It was a short-lived era in Rutland; approximately 40 years, from 1882 to 1924, with its heyday spanning from 1913 to 1916. But the trolley was an innovation that changed the scenery and infrastructure of Rutland County, where people built their homes, and the way in which they spent their weekends. Continue reading
Clearing and marking the Poor Farm Cemetery, Rutland VT
“Boy” White died by “suffocation by strangulation.” William McPherson was “found dead at rear of Tyrell’s shop.”
Who were these people? And what’s the rest of their story?
What about Mary Jane Taylor? Continue reading
Clarendon Springs House Buggies with Visitors c. 1890
Asa Smith, “the strange mystic of Clarendon,” had a vision of “chalybeate water impregnated with lime” that would lead him in 1776 to discover the springs in the western part of town that would cure his “scrofulous humor” (cancer).
Five years later, a business-savvy Mr. George Rounds, saw the potential of the area after another man, a Mr. Shaw, was also cured of cancer by anointing himself with the clay surrounding the springs. He built a simple log cabin and took in as boarders those who traveled in search of a cure and in doing so gained the distinction of opening the first spa in the state of Vermont. Continue reading
Barstow Memorial School in Chittenden is, according to many, one of the finest in the state. For a rural town buried in the hills of Green Mountain National Forest, this seems a little surprising. But the fact that this school is just one part of a legacy left by a family of philanthropists, headed by a man of whom it was said, “To know (him) was to admire him; to know him well was to love him,” may help explain why Chittenden is rich in offerings as well as beauty. Continue reading
Some Rutlanders today still remember the women who washed laundry. One remembers going with her grandfather to drop it off and pick it up. Someone else remembered their large vegetable garden, another the candied apples they’d hand out at Halloween. Still others recall eating meals served by the women and singing Christmas Carols alongside them.
Believe it or not, these women they remember were inmates; Continue reading
Albert J. Marro / Staff Photo
St. Peter Church in Rutland. 04/11/14
Today, a Rutlander’s choice of church isn’t determined by their country of origin or native tongue.
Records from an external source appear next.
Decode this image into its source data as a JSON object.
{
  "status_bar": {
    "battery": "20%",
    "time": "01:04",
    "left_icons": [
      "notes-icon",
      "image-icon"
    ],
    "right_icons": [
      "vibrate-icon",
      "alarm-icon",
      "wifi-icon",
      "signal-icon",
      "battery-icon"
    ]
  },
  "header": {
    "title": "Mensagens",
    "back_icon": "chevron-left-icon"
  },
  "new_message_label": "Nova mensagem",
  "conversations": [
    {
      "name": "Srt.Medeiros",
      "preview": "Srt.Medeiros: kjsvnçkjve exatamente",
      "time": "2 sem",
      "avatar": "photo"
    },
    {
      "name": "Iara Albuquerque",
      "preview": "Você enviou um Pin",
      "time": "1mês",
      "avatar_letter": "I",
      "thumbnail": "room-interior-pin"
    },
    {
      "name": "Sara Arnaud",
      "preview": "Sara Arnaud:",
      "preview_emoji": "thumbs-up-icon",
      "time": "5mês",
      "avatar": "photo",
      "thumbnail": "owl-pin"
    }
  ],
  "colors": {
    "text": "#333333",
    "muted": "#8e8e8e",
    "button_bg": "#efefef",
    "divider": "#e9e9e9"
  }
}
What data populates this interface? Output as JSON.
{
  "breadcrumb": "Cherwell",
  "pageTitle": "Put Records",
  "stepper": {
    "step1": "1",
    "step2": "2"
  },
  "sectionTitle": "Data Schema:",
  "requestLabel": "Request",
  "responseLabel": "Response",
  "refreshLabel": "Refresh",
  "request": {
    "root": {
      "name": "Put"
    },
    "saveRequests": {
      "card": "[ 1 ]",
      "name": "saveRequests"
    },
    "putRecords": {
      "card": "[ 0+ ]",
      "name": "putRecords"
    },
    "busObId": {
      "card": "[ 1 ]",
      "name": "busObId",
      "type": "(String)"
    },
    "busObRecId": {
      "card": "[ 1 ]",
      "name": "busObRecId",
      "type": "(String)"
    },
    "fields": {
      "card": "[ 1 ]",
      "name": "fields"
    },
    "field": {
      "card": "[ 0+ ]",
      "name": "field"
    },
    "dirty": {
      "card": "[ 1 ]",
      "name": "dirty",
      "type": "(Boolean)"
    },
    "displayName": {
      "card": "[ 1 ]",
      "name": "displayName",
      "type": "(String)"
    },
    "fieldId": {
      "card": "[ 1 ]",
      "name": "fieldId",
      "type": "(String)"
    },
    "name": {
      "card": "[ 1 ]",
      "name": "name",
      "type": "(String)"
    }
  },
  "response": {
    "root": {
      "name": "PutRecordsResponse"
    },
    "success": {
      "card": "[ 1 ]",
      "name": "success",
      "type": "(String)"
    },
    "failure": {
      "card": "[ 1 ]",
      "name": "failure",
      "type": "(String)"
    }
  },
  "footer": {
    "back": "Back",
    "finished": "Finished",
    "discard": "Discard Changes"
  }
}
All churches now reflect the community in which they reside: a homogeneous melting pot of those who call themselves Americans. But not so long ago — the century spanning from approximately 1830 — this was not the case. Continue reading